Task prompt:
Give back each line of the listing below that contains the string "icon".
═══ Records to process
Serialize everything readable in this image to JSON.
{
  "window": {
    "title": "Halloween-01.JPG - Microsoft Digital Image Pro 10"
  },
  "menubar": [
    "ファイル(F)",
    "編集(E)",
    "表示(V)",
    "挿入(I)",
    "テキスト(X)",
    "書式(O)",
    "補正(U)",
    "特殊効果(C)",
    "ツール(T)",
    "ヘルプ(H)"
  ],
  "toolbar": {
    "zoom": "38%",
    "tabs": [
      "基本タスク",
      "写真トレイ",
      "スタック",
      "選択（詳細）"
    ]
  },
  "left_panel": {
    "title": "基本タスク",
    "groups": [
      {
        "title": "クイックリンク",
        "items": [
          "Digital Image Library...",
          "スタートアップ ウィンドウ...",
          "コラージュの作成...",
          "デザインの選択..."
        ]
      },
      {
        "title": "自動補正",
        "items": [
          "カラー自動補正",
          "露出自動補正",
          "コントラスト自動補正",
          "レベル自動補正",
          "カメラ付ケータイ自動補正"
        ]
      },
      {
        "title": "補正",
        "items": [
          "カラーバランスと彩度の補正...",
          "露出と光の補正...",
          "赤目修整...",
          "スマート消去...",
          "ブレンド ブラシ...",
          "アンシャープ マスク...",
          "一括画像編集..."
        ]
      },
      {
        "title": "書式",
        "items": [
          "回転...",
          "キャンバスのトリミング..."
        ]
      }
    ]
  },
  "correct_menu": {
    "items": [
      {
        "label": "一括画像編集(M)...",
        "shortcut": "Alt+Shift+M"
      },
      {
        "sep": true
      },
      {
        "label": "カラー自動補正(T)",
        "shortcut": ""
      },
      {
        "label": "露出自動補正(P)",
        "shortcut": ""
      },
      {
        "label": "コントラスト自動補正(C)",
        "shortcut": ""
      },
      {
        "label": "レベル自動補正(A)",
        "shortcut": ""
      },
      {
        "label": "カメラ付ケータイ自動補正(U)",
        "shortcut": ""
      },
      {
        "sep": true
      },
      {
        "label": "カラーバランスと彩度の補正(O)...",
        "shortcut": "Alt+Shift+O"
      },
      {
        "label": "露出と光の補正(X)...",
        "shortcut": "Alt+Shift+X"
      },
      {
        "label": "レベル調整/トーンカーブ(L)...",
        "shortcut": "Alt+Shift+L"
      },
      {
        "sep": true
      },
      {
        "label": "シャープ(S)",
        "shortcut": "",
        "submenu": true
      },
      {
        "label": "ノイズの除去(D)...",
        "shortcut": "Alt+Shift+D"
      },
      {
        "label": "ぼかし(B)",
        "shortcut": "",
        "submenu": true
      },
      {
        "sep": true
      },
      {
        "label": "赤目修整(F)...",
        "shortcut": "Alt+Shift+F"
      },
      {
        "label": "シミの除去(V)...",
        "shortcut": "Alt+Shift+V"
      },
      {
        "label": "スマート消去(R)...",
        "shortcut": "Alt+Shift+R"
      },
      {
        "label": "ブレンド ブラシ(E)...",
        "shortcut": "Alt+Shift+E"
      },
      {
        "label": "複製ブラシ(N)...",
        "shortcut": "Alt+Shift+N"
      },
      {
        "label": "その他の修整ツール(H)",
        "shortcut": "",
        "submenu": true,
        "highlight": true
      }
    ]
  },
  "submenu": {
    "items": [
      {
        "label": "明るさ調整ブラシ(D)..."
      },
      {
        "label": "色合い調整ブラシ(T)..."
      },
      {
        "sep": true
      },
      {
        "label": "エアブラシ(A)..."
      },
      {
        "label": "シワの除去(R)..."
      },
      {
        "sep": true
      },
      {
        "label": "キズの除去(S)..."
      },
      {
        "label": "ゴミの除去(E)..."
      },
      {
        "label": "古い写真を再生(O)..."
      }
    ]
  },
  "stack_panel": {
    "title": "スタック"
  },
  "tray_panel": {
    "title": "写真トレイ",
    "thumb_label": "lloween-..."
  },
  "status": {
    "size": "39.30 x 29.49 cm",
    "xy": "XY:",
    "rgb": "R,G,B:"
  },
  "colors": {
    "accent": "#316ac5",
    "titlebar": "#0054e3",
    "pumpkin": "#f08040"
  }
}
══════
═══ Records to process
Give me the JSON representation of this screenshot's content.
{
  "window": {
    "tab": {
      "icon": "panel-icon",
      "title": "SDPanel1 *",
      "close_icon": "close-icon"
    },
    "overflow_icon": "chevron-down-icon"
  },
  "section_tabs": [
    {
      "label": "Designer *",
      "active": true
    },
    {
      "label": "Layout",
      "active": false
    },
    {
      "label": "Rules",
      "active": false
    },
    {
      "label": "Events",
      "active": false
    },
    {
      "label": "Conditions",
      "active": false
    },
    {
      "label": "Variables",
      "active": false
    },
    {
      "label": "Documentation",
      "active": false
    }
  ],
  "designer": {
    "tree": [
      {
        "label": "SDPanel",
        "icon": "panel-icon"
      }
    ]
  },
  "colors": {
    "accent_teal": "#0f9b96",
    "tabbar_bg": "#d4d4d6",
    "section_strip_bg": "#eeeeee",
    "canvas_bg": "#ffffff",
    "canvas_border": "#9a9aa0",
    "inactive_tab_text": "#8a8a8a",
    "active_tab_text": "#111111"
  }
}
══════
Exercise response:
      "icon": "panel-icon",
      "close_icon": "close-icon"
    "overflow_icon": "chevron-down-icon"
        "icon": "panel-icon"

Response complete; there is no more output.